Student Name: Chelsea Thomas
Title: Summary of Mammalian Latitudinal Diversity Gradient Study
Introduction: Nearly all groups of animals have more species in the tropics. The number of
species in a region can be explained by four factors: Time since clade colonized the region,
speciation rates, extinction rates, and dispersal events. To explain this phenomenon in the
tropical biome, there are two predominant schools of thought. First is the “out of the tropics”
hypothesis. Second is the “tropical niche conservatism” hypothesis. Both claim the origin of
species is the tropics. There approaches diverge in regard to dispersal
Reason for research: The purpose of this study was to examine evidence and answer the question

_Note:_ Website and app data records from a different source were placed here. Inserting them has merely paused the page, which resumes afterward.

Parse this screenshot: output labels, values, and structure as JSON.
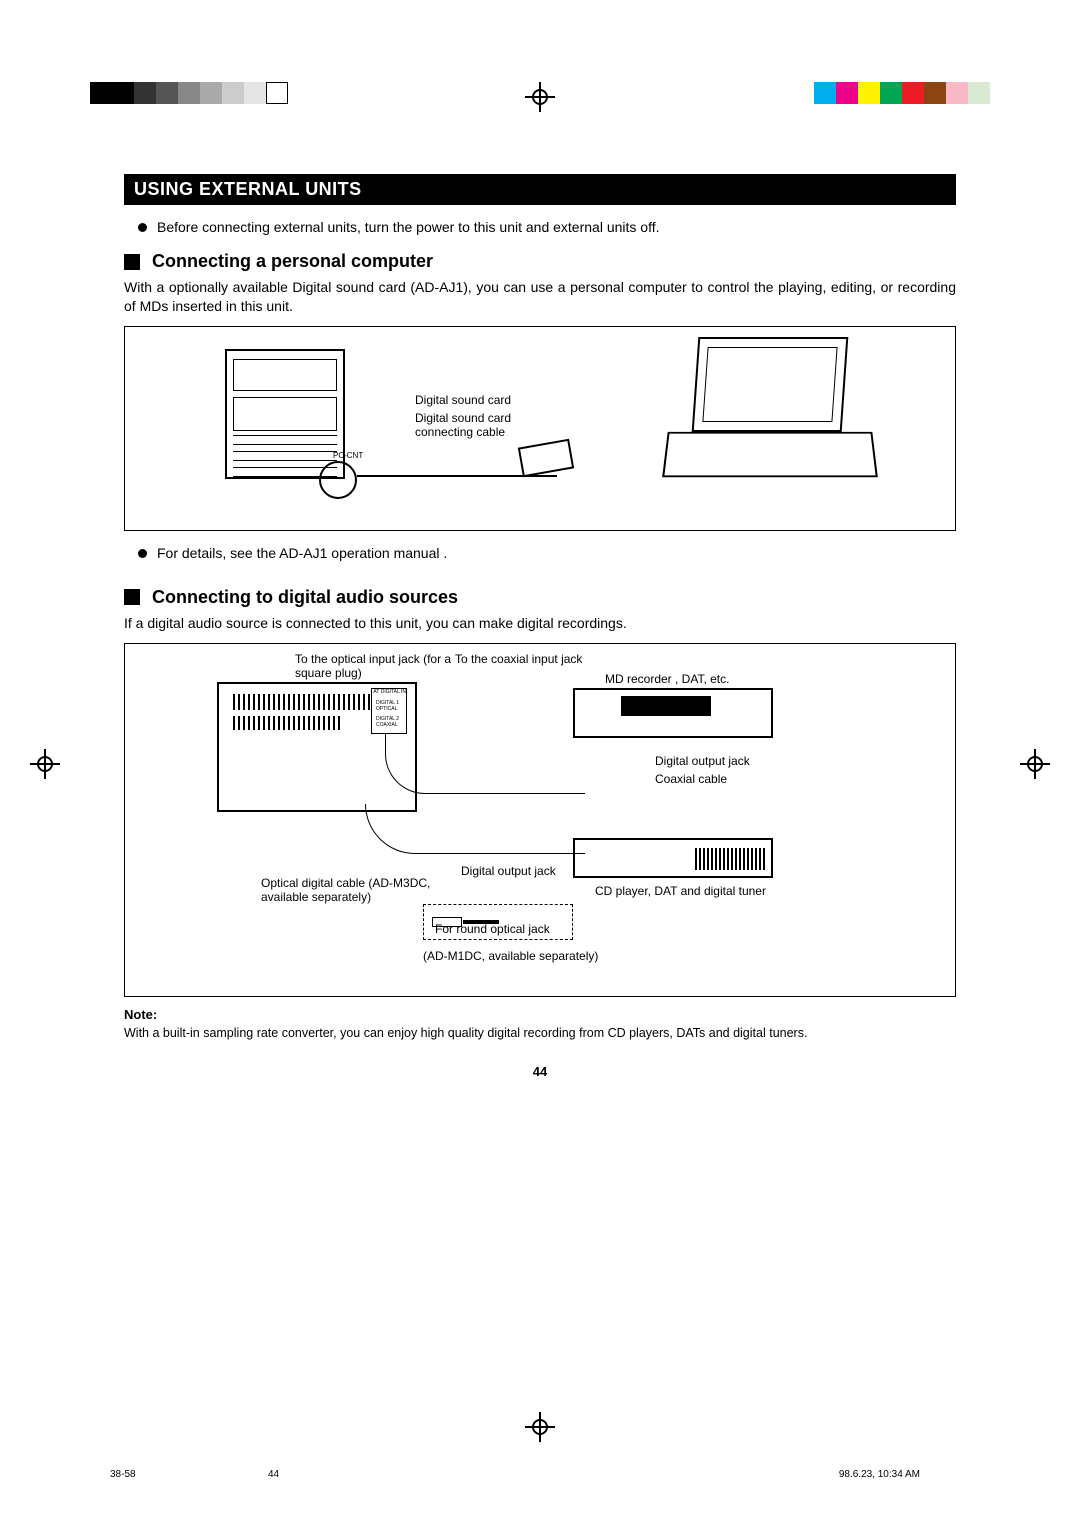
{
  "header_bar": "USING EXTERNAL UNITS",
  "intro_bullet": "Before connecting external units, turn the power to this unit and external units off.",
  "section1": {
    "heading": "Connecting a personal computer",
    "paragraph": "With a optionally available Digital sound card (AD-AJ1), you can use a personal computer to control the playing, editing, or recording of MDs inserted in this unit.",
    "figure": {
      "label_card": "Digital sound card",
      "label_cable": "Digital sound  card connecting cable",
      "label_port": "PC-CNT"
    },
    "followup_bullet": "For details, see the AD-AJ1 operation manual ."
  },
  "section2": {
    "heading": "Connecting to digital audio sources",
    "paragraph": "If a digital audio source is connected to this unit, you can make digital recordings.",
    "figure": {
      "label_to_optical": "To the optical input jack (for a square plug)",
      "label_to_coaxial": "To the coaxial input jack",
      "label_md_recorder": "MD recorder , DAT, etc.",
      "label_digital_out1": "Digital output jack",
      "label_coax_cable": "Coaxial cable",
      "label_optical_cable": "Optical digital cable (AD-M3DC, available separately)",
      "label_digital_out2": "Digital output jack",
      "label_round_optical": "For round optical jack",
      "label_adm1dc": "(AD-M1DC, available separately)",
      "label_cd_player": "CD player, DAT and digital tuner",
      "panel_text1": "AT DIGITAL IN",
      "panel_text2": "DIGITAL 1 OPTICAL",
      "panel_text3": "DIGITAL 2 COAXIAL"
    },
    "note_heading": "Note:",
    "note_text": "With a built-in sampling rate converter, you can enjoy high quality digital recording from CD players, DATs and digital tuners."
  },
  "page_number": "44",
  "footer": {
    "left": "38-58",
    "mid": "44",
    "right": "98.6.23, 10:34 AM"
  }
}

of why there are more species in the tropics. Their goal was to estimate rates of speciation,
extinction, and range of expansion in mammals, using phylogenetic models. This method would
hopefully yield support of one of the disputed hypotheses.
Method & Materials: To accomplish this analysis of the mammalian species gradient, 100
species-level time-calibrated phylogenetic trees were used as models for study. These 100 trees
are combined in a program called TreeAnnotator 1.7.5 to build “consensus” tree. The consensus
tree is used for analysis of the whole phylogeny. The 16 nodes with highest divergence were
used at constraints in PATHd8; doing so helps maintain the integrity of results. Minimum and
maximum latitudinal data of mammal species is gathered from the PanTHERIA database.
GeoSSE model is used to account for missing species in phylogenies.
Results: Mammalian species richness peaks near the equator. 52% of all species live in the
tropical biome. 23% can be found in both tropical and temperate regions. Estimated speciation
rates were higher, and extinction rates lower, in the tropics. This finding means a high net
diversification rate. The tropics act as both a cradle and a museum of biodiversity: Species have
success originating in the tropics and disperse over temperate regions. Overall species rate
remains higher in the tropics, exemplifying the biodiversity history over a geological timeframe.
These findings ultimately support the “out of the tropics” hypothesis.
Discussion: Inferred diversification patterns from the beginning of the study were consistent with
diversity gradient models. Speciation and extinction rates distinctly vary with latitude.
Differential diversification rates may be largely responsible for current mammalian diversity
patterns. Over time these findings held up to potential divergences introduced by constraints for
the models. There is a strong possibility of latitudinal diversity gradient being shaped during
geological times: Late Cretaceous or Paleogene. This is only visible while looking at the
phylogenies over a whole geological timeframe.
Conclusions: Out of the tropics hypothesis is supported by the findings. The tropics have high
net diversification rates now, and historically. Dispersal events can account for current
mammalian latitudinal gradient. The tropics also show a biodiversity history because of low
extinction rates.
Limitation of this study: The models used for the study are state of the art. With their recent
development relative to the study, there can be limitations and flaws associated with them, yet to
be discovered. The constraints of the models used provide for a robust study, however there are